KABUL – A coalition of 50 activists has issued a stern call to the British government, urging an investigation into the recent visit of a group of religious scholars to Afghanistan and meetings with the Taliban leaders. The activists are concerned that this delegation, with ties primarily to Pakistan and Arab countries, may be attempting to downplay the actions of the Taliban in the region.
The group, comprising human rights advocates, civil society representatives, university lecturers, and journalists, alleges that these scholars visited Kabul and may have attempted to “whitewash” the Taliban’s actions while overlooking the dire human rights situation in Afghanistan.
In an open letter, the activists expressed their concerns, stating, “On July 27, a contingent of religious scholars from the UK, primarily of Pakistani and Arab origin, traveled to Afghanistan with the support of Taliban authorities. They portrayed their mission as a truth-finding endeavor but appeared to be promoting the Taliban’s actions while downplaying their cruelty.”
Simultaneously, women’s rights activists have called for international solidarity with Afghan women and girls. Mariam Malrof Arwin, a prominent women’s rights advocate, emphasized the importance of countries like Britain and the international community taking a firm stance against such actions to uphold human rights, especially those of women and girls in Afghanistan.
The activists’ letter also underscores the need for British authorities to scrutinize such visits to Afghanistan. They argue that the human rights situation in the country has significantly deteriorated since the Taliban’s resurgence, with Afghan women and girls experiencing gender-based discrimination reminiscent of apartheid.
Inside Afghanistan, female university students, who have been denied their right to education by the Taliban, are expressing their frustration and hopelessness. Nargis, a student, lamented, “The hopes and dreams that Afghan women and girls had are being crushed; they are losing their motivation and falling into depression.”
This development comes in the wake of reports that a delegation of British religious scholars visited Kabul in July and engaged with various Taliban government bodies to assess the situation in Afghanistan. The delegation reportedly held meetings with key figures within the Taliban, including members of the foreign ministry, vice and virtue ministry, justice ministry, and higher education ministry.

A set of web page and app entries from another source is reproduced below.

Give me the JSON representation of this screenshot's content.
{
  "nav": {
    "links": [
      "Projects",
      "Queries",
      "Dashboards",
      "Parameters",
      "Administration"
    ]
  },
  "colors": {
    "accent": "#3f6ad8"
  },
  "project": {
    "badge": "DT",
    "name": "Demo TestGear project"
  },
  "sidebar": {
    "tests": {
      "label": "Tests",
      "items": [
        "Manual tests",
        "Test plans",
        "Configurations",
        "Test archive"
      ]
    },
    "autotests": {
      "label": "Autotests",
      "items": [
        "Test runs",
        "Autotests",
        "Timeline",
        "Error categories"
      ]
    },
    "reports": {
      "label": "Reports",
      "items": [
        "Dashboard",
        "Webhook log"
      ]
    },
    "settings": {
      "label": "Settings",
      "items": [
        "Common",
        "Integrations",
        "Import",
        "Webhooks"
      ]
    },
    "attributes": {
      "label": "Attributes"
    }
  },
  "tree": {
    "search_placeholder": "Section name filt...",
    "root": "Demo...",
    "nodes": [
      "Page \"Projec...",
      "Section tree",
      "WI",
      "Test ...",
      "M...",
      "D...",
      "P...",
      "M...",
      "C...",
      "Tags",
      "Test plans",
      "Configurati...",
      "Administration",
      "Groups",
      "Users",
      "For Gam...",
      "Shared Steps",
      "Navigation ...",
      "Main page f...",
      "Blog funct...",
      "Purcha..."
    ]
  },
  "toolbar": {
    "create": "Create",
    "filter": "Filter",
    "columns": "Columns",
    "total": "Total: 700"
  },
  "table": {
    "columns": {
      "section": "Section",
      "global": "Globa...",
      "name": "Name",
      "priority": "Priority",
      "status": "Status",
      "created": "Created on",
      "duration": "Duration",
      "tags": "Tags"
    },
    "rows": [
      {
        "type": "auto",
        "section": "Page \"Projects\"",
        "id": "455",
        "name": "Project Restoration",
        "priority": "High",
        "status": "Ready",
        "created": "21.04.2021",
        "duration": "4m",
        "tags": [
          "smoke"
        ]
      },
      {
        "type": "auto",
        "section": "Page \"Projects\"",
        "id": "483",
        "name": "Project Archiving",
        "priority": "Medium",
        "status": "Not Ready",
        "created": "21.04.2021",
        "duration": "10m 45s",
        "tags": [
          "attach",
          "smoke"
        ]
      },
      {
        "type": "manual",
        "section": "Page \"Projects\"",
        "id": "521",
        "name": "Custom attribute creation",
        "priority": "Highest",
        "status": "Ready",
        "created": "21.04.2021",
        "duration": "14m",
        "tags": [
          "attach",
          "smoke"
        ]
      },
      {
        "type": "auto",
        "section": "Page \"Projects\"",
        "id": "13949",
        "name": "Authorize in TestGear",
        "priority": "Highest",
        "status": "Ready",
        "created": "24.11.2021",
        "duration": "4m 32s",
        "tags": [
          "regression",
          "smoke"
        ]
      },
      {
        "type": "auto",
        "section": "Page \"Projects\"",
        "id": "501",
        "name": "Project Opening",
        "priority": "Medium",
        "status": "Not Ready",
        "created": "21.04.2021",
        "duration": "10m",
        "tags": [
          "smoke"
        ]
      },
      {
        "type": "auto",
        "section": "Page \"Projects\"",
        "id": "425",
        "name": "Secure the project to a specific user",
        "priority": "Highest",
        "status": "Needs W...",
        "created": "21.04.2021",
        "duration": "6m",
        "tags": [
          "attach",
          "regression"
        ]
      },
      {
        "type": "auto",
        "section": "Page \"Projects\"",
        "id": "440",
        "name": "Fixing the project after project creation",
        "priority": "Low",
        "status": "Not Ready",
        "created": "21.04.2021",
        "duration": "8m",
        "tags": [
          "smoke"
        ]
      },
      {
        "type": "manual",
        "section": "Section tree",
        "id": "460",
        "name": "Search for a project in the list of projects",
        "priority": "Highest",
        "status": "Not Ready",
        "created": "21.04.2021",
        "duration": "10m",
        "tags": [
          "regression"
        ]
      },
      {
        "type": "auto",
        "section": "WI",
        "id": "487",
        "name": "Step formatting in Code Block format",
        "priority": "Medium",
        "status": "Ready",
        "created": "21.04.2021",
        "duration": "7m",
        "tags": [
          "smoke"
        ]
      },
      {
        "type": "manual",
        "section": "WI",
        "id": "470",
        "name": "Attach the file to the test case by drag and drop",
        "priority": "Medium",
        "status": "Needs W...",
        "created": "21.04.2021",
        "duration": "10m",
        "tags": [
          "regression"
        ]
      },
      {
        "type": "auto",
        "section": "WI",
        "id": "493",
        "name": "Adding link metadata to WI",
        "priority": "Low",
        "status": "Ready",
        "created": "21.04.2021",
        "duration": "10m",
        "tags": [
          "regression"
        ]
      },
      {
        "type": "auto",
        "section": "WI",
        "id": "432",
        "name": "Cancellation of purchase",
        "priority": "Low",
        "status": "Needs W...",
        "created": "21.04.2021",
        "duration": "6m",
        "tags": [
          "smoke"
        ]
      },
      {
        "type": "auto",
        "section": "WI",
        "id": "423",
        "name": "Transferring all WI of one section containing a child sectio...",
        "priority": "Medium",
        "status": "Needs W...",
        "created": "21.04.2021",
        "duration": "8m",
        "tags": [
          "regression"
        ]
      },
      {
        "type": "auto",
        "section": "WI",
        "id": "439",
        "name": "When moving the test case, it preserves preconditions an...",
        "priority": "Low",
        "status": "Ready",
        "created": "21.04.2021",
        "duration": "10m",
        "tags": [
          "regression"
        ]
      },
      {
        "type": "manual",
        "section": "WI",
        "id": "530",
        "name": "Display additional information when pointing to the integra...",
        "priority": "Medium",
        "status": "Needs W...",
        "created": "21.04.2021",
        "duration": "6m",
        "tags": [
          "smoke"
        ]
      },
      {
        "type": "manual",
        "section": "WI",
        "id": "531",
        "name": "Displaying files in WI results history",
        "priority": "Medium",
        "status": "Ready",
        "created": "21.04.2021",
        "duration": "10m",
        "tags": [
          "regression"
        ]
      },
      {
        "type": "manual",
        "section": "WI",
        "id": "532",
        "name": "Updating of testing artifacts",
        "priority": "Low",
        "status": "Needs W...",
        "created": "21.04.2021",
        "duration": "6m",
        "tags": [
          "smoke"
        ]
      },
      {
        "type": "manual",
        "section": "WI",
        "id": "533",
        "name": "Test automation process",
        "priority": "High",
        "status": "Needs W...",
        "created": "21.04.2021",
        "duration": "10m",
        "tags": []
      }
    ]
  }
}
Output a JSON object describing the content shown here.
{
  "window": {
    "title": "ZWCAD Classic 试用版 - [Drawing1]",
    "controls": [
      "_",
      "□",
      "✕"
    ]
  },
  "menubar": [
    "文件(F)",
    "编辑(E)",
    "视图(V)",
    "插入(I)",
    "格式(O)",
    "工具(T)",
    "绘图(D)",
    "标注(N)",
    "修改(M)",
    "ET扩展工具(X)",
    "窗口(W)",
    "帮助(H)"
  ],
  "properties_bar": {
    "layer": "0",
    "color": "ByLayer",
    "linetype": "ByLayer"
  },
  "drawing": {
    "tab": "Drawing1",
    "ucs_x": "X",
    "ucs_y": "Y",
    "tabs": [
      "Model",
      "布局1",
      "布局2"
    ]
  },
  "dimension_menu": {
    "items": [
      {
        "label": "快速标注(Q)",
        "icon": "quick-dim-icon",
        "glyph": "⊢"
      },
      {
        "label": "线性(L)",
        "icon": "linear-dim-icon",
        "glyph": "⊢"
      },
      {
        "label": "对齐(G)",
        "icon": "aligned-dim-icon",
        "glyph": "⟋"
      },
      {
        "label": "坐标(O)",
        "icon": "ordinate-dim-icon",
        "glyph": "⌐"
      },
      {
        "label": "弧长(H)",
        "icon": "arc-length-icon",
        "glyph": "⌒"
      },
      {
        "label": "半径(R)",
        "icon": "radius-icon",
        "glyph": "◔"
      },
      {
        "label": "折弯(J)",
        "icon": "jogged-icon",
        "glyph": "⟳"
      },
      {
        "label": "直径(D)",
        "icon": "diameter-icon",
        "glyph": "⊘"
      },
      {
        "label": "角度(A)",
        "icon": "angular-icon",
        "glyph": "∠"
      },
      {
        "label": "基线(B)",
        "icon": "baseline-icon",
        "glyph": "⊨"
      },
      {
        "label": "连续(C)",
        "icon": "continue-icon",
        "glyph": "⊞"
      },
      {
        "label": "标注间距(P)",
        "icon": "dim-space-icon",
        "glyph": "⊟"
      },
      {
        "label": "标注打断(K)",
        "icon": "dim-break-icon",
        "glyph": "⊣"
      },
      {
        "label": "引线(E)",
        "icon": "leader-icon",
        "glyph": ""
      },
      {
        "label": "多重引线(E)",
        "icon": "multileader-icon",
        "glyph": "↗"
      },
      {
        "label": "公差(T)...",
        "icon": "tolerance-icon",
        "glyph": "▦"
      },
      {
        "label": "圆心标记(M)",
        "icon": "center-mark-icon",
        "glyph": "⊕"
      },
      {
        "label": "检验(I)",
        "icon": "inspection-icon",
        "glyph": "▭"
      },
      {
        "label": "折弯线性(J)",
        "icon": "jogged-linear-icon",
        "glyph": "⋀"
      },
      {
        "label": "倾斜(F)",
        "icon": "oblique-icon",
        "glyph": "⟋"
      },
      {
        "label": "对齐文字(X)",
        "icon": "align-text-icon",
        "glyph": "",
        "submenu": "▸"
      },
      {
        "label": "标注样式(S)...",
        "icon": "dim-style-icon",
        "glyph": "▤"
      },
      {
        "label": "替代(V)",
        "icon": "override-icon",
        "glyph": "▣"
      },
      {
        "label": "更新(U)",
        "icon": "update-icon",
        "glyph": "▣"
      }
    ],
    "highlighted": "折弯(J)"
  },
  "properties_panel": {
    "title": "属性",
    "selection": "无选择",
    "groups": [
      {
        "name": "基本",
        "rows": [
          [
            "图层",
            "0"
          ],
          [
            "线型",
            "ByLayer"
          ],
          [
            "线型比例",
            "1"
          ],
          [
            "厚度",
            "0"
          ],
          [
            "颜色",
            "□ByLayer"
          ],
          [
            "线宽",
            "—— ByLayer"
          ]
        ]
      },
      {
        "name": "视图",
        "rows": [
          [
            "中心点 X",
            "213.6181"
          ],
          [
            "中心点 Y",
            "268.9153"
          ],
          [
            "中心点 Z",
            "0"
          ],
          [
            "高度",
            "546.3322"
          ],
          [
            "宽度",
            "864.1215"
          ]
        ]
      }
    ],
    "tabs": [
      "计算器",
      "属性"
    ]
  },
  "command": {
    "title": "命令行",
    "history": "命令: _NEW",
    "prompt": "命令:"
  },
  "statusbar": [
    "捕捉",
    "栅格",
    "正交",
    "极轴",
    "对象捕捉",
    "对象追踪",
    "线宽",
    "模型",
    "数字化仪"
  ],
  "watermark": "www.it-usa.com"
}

The activists are now waiting for a response from the British government as they seek further clarity on the objectives of the scholars’ visit and potential consequences for the human rights situation in Afghanistan.